### What the exercise asks
Find every line below where the string "true" shows up, and copy those lines.

[Recorded data]
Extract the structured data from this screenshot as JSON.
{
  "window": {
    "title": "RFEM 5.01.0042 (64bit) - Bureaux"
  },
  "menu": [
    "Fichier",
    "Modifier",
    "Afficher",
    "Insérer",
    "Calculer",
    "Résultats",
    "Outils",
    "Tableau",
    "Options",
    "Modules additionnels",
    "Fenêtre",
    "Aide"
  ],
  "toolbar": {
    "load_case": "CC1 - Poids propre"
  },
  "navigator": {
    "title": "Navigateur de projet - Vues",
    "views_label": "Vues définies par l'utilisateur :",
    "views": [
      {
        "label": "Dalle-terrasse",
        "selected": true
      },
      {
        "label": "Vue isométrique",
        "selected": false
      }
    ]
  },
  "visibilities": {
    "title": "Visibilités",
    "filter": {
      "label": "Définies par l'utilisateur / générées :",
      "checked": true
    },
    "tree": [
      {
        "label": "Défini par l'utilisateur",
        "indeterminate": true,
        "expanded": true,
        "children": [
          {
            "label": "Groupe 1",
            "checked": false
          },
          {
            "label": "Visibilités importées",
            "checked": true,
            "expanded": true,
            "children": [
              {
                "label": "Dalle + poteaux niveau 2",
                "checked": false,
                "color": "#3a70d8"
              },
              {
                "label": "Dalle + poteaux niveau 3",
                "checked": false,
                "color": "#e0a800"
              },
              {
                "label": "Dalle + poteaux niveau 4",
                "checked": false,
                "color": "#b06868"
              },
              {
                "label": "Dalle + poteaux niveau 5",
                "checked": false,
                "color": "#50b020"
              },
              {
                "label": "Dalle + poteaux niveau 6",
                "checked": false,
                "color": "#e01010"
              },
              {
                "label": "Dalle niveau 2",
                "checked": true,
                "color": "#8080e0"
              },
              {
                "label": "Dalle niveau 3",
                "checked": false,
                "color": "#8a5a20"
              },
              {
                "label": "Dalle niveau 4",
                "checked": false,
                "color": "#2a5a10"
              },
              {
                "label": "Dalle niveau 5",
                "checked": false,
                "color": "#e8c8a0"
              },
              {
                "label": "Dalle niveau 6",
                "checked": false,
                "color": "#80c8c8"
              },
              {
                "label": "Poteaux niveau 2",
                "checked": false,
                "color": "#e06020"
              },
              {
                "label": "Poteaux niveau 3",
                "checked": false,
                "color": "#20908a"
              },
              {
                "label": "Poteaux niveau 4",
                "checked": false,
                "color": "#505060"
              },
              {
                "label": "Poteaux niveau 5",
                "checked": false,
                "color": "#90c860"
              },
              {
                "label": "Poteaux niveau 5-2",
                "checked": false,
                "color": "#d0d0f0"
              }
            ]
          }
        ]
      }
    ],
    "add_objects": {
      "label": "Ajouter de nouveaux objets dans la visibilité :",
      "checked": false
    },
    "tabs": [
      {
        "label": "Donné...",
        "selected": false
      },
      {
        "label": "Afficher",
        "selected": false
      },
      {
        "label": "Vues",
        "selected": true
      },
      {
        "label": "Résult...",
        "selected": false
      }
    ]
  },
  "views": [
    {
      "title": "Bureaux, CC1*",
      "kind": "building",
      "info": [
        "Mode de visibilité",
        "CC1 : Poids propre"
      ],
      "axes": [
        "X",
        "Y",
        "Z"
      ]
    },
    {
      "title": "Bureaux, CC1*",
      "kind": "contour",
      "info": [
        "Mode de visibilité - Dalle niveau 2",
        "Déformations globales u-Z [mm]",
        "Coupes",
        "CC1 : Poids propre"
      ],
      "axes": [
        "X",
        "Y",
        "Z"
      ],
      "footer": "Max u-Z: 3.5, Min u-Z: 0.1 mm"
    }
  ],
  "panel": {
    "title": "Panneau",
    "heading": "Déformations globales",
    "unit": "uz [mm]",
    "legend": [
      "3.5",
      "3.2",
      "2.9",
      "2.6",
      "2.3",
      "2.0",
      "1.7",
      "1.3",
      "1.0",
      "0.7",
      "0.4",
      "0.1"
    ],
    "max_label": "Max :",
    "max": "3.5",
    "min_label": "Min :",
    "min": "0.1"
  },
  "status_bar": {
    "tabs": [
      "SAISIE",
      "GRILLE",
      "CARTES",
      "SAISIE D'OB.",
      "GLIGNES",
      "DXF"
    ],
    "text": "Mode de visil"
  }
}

### Task output
        "selected": true
      "checked": true
        "indeterminate": true,
        "expanded": true,
            "checked": true,
            "expanded": true,
                "checked": true,
        "selected": true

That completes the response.